AIM OF THE EXERCISE:
State how many lines in the following entries hold the word "part". The reply is that number only.

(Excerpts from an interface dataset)
══════════════════════════════
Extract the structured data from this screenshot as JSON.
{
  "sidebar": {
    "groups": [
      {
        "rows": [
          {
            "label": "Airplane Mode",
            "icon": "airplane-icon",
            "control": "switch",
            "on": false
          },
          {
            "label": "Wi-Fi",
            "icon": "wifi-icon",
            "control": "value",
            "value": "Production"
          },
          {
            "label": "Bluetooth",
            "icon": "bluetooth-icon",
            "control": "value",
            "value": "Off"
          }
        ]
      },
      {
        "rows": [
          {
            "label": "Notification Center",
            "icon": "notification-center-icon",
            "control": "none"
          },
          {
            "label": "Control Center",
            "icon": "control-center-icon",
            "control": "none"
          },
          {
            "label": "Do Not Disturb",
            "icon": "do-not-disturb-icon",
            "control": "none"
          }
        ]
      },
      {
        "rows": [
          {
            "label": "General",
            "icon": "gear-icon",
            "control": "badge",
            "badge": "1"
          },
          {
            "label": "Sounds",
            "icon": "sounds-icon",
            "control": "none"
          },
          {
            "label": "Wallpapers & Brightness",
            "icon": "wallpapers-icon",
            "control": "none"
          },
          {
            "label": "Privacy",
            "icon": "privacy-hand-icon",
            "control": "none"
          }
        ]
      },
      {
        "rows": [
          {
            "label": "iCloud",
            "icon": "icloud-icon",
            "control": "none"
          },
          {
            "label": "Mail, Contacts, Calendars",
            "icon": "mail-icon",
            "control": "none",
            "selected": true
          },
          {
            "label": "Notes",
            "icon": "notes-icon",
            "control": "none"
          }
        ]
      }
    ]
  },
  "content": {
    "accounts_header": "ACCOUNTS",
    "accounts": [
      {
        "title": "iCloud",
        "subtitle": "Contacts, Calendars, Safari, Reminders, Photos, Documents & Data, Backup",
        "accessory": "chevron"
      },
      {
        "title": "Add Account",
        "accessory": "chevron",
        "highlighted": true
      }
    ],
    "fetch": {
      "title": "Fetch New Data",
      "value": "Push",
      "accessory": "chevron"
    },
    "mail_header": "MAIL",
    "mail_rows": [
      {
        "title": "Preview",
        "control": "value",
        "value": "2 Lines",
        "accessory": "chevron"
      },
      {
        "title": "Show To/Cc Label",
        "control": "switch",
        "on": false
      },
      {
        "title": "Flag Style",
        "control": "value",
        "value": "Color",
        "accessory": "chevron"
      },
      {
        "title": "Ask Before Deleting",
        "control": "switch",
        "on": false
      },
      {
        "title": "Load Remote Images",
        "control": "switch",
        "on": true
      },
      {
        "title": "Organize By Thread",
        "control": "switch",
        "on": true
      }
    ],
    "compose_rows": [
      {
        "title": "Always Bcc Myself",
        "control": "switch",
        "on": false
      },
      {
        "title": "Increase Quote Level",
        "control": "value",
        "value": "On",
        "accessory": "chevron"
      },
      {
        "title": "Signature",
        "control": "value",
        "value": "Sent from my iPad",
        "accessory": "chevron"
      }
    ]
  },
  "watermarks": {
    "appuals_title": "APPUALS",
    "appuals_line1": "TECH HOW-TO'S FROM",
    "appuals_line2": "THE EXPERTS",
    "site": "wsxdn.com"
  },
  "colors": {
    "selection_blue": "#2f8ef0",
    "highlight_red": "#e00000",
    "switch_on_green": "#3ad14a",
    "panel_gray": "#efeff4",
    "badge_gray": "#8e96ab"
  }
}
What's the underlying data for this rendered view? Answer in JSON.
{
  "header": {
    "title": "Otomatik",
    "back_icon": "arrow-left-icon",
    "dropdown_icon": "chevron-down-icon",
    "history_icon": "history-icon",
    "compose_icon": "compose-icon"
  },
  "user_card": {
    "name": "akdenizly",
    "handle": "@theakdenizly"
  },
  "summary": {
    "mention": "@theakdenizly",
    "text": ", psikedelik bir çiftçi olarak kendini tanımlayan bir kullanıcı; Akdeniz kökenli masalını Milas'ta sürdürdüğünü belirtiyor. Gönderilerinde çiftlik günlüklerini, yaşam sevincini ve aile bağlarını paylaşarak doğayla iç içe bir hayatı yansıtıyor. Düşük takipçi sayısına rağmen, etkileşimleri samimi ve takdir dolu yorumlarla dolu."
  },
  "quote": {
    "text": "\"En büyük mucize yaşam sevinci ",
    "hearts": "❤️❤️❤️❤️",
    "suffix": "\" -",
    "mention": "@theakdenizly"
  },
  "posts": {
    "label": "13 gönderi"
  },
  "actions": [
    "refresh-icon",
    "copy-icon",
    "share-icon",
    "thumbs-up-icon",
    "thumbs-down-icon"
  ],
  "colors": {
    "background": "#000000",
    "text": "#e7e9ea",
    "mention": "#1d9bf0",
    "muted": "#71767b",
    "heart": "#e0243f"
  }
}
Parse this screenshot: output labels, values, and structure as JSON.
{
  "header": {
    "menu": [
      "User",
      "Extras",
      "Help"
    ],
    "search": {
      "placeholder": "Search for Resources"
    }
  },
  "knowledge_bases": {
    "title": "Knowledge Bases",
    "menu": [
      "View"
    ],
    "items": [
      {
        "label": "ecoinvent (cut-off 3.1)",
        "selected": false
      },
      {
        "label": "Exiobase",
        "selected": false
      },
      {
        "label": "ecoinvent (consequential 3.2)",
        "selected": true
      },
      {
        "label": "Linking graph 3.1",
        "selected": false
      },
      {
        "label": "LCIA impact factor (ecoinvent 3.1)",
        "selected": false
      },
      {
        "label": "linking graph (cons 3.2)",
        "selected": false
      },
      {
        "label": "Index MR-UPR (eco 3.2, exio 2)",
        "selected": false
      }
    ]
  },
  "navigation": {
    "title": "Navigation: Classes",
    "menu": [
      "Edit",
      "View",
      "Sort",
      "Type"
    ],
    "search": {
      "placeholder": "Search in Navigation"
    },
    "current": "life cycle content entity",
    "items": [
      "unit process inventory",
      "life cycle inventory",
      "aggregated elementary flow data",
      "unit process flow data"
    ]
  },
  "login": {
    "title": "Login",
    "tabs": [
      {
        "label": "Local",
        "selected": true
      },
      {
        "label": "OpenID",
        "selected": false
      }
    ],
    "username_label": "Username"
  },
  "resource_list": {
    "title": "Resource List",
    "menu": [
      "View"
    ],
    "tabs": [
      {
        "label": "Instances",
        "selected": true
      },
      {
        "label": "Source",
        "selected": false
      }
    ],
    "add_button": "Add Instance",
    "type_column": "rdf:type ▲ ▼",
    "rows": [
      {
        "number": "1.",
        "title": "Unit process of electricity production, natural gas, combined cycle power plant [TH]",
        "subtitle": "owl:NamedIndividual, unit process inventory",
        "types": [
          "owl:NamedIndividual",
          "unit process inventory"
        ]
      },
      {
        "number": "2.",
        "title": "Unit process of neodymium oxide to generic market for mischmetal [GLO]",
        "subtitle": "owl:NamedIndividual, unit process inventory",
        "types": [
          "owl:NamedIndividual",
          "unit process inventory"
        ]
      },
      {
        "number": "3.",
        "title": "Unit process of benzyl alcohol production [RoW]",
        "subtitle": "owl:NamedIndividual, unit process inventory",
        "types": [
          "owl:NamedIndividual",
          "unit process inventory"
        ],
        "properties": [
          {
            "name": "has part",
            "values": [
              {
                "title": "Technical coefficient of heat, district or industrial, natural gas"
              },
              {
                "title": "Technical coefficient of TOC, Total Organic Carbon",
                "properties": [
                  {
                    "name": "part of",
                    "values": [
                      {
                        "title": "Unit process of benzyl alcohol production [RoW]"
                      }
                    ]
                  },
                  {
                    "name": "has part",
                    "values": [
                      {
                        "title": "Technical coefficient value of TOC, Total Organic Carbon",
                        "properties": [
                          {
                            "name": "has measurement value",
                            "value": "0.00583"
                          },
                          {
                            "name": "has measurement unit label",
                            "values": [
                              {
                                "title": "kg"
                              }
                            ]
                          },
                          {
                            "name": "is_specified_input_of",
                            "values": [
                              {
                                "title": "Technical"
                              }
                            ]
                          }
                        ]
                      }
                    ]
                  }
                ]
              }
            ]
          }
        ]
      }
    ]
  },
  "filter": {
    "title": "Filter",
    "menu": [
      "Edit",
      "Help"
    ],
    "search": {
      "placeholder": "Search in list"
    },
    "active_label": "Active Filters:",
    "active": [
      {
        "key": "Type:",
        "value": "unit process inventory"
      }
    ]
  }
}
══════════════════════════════
SOLUTION TO THIS EXERCISE:
3